Most people who are familiar with Eliana Mason know that she’s an elite level athlete and Team USA goalball player training for the Tokyo 2020 Paralympics. What the average person doesn’t know is that she’s doing all this while also studying in grad school, interning in mental health counseling, teaching goalball to youth at camps and spending time with loved ones.
Originally from Oregon, she now lives in Fort Wayne, Indiana in an apartment only a 10-minute walk from the goalball training center. Her days begin with a healthy breakfast and a walk to the training center, where she and other athletes will do practice, recovery and lunch. Then her afternoons are dedicated to her counseling internship and working with her clients.
Mason, like many goalball players, has visual impairment.
“I was born with congenital cataracts and congenital glaucoma.
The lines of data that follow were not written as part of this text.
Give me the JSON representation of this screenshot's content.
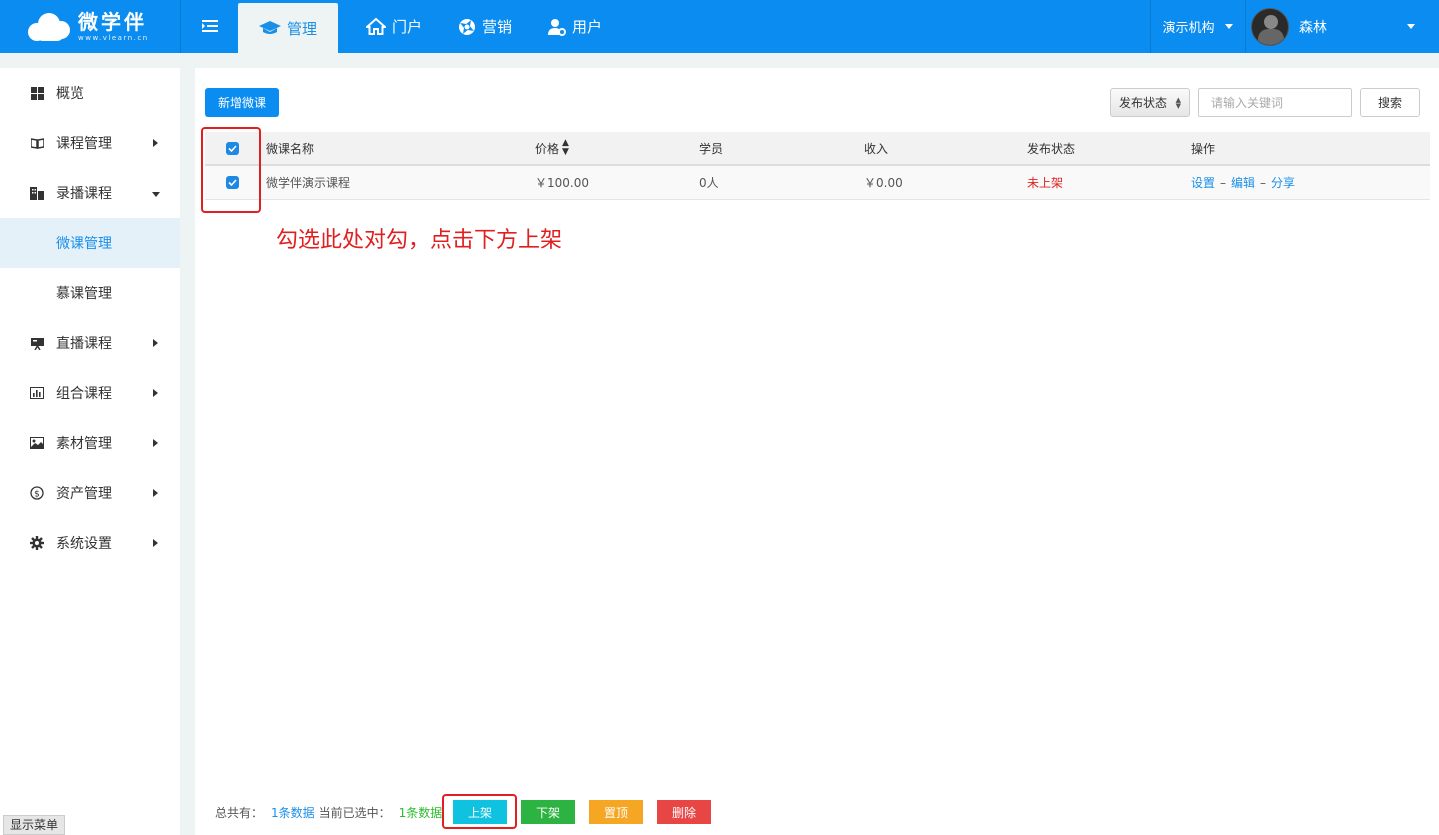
{
  "header": {
    "logo_cn": "微学伴",
    "logo_en": "www.vlearn.cn",
    "nav": [
      {
        "label": "管理",
        "icon": "graduation-cap-icon",
        "active": true
      },
      {
        "label": "门户",
        "icon": "home-icon",
        "active": false
      },
      {
        "label": "营销",
        "icon": "aperture-icon",
        "active": false
      },
      {
        "label": "用户",
        "icon": "user-gear-icon",
        "active": false
      }
    ],
    "org": "演示机构",
    "username": "森林"
  },
  "sidebar": {
    "items": [
      {
        "label": "概览",
        "icon": "grid-icon"
      },
      {
        "label": "课程管理",
        "icon": "book-icon"
      },
      {
        "label": "录播课程",
        "icon": "building-icon"
      },
      {
        "label": "直播课程",
        "icon": "presentation-icon"
      },
      {
        "label": "组合课程",
        "icon": "bar-chart-icon"
      },
      {
        "label": "素材管理",
        "icon": "image-icon"
      },
      {
        "label": "资产管理",
        "icon": "dollar-circle-icon"
      },
      {
        "label": "系统设置",
        "icon": "gear-icon"
      }
    ],
    "sub_items": [
      "微课管理",
      "慕课管理"
    ],
    "show_menu": "显示菜单"
  },
  "toolbar": {
    "add_label": "新增微课",
    "status_select": "发布状态",
    "search_placeholder": "请输入关键词",
    "search_label": "搜索"
  },
  "table": {
    "headers": [
      "微课名称",
      "价格",
      "学员",
      "收入",
      "发布状态",
      "操作"
    ],
    "rows": [
      {
        "name": "微学伴演示课程",
        "price": "￥100.00",
        "students": "0人",
        "income": "￥0.00",
        "status": "未上架",
        "actions": [
          "设置",
          "编辑",
          "分享"
        ]
      }
    ]
  },
  "annotation": "勾选此处对勾，点击下方上架",
  "footer": {
    "total_label": "总共有：",
    "total_value": "1条数据",
    "selected_label": "当前已选中：",
    "selected_value": "1条数据",
    "buttons": [
      {
        "label": "上架",
        "color": "#0fc3e0"
      },
      {
        "label": "下架",
        "color": "#2db342"
      },
      {
        "label": "置顶",
        "color": "#f5a623"
      },
      {
        "label": "删除",
        "color": "#e84545"
      }
    ]
  }
}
Both of those are eye conditions that you don’t normally find with a baby, so it was kind of a fluke,” Mason says.
She has no vision in her left eye, and tunnel vision out of her right eye, which means she has no peripheral vision and has to physically turn her head in order to get things into her field of vision. Her acuity is 20/300, meaning what someone with 20/20 vision can see at 300 feet away, she needs to be 20 feet away to see.
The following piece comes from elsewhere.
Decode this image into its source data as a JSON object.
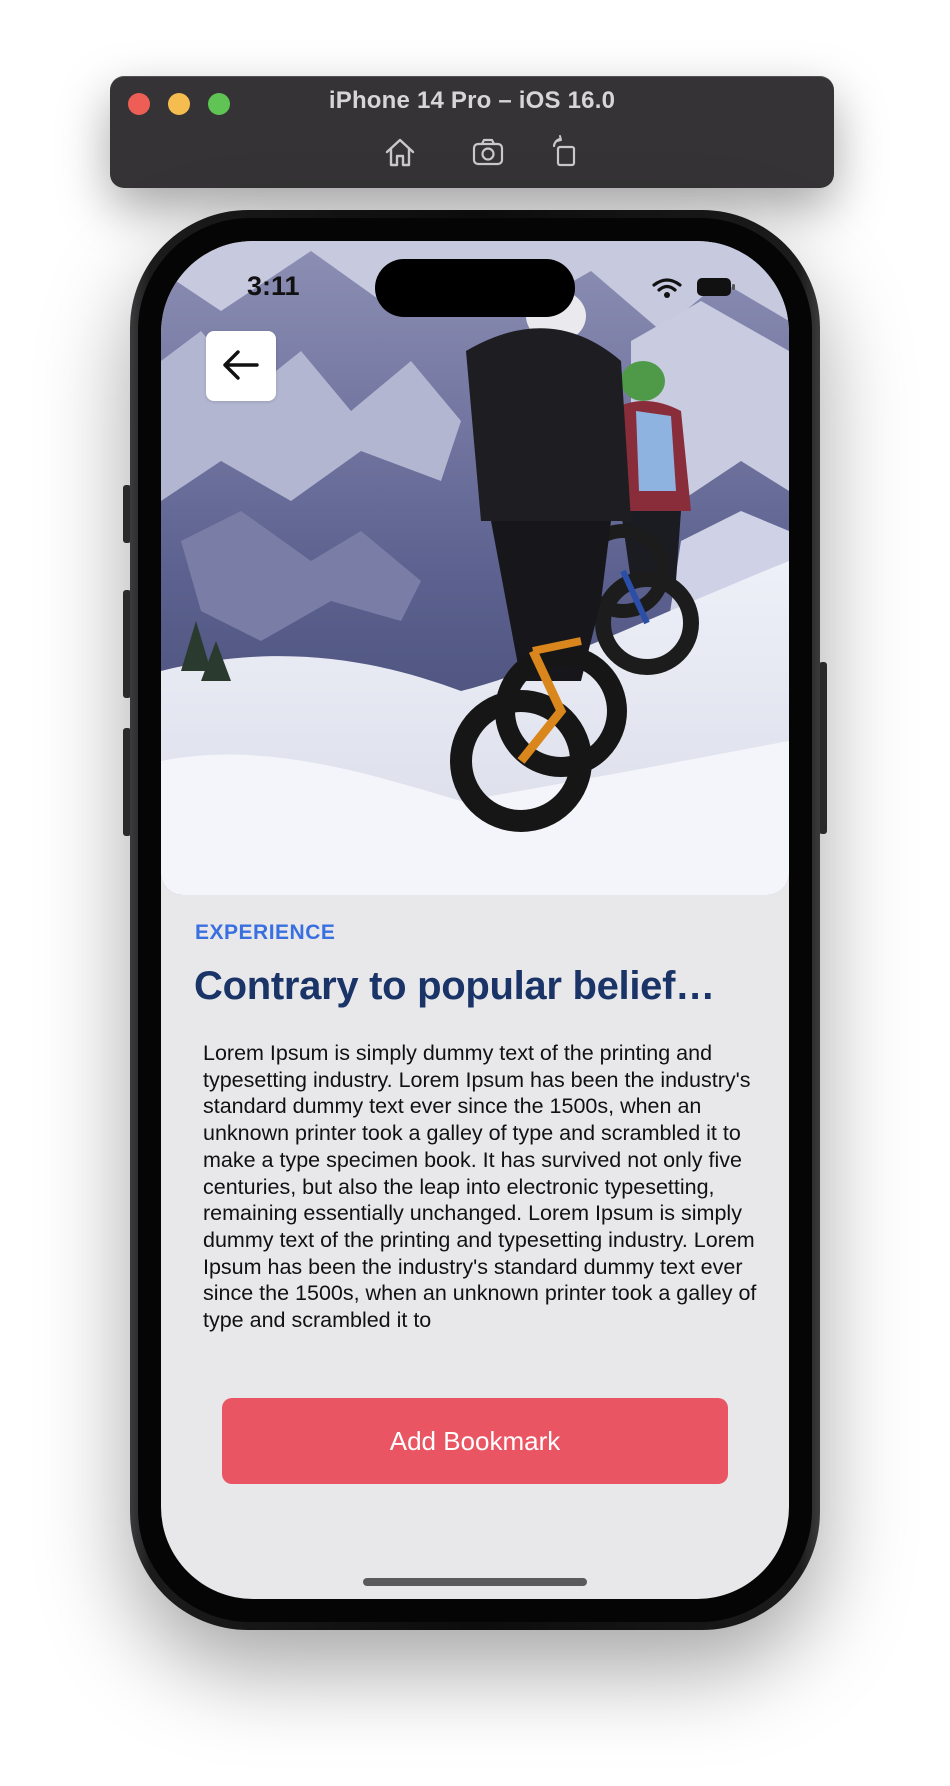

She says it was exhausting having to keep up with her visual peers growing up, “The world is not meant for people who are blind. That’s just the reality, we live in a sighted society.”
However, goalball helped her develop confidence with her vision loss and gave her the freedom to just be herself.
“I grew up loving sports in the middle of two brothers. [I’d] try to kind of keep up and compete, but with my vision loss, I couldn’t really do that. . . discovering goalball just changed my life, because I was able to be an athlete first and just compete. It was so empowering and I fell in love with the sport.”
It was a couple of Paralympian goalball athletes who had moved to Oregon when she was 15- years-old who encouraged her to get involved. Once she developed a passion for the sport, nothing would stop her.
“I remember my senior year of high school, I told my parents I wanted to compete for Team USA, and that I would do whatever it took.”
Her parents were accustomed to their daughter’s enthusiasm for trying new things, so they didn’t think much of it at first. She proved she was dedicated when she sacrificed a trip to Greece with her friends in order to compete in a youth world tournament.
Mason chose Portland State College after graduation not just for its educational reputation, but for their goalball practices, and did homework on airplanes on trips to competitions in order to align her education with her sports goals.
Her hard work paid off when she got her chance to compete for Team USA at the Rio 2016 Olympics.
“That was just a dream. Walking into opening ceremonies was amazing. Walking into our first game, it was against Brazil so we were definitely not the crowd favorite,” Mason jokes, “but there were thousands of people there and I just remember my legs were shaking.”
The team brought home a bronze, but Mason says it left her with a hunger to win gold.
She made the decision to move to Fort Wayne in 2017, when they got a resident training program, in order to commit her time and energy to the sport.
“To represent Team USA is such a privilege and such an honor,” Mason says, expressing pride that she gets to be a part of breaking down stereotypes and barriers to show that, “even with a vision impairment, you can compete at a high level.”
Growing up with the challenges of vision loss and experiencing firsthand the difference that an adaptive sport made in her life inspired Mason to work at camps training kids and teens in how to play goalball.
“It’s important to me to give back. Like I said, those two individuals who taught me goalball changed my life. And I want to be that role model or that mentor to younger blind youth and to give them the access to opportunity that would change their life.”
Goalball was created after World War II for blinded veterans, and according to Mason, it’s the only Paralympic sport out of the 22 that will be played in Tokyo 2020 that was created for blind athletes.
“I always joke with people that goalball is a sport for blind athletes, but you have to really see it to understand it,” says Mason. “It’s unlike any other sport you’ve heard of.”
For those new to the game, goalball is played on a court about as big as a volleyball court, with three athletes from each team on either side. Players have different levels of visual impairment or blindness, but all must wear blackout eye shades during a game. They are meant to rely on their other senses, feeling strings taped down onto the court for orientation and listening for bells inside the three-pound ball.
The objective is to score the ball into the opposing team’s net by using an underhanded throw, meanwhile the other team tries to defend their net by diving in front of the ball to block it. The game is silent, but whichever team has the ball is allowed to talk to one another briefly so that they can set up their next shot. However, they only have 10 seconds to get rid of the ball.
When the Tokyo 2020 games were pushed back a year, Mason returned to Oregon to be with her family. Quarantine was filled with school, remote internships and home workouts.
“You can’t argue with 365 extra days of training,” She laughs. Despite admitting that it was difficult not getting to compete during the pandemic, she is pouring her energy and focus on being ready for the Paralympics in August.
“I’m gonna go to Tokyo with the confidence that I gave it my 100%.”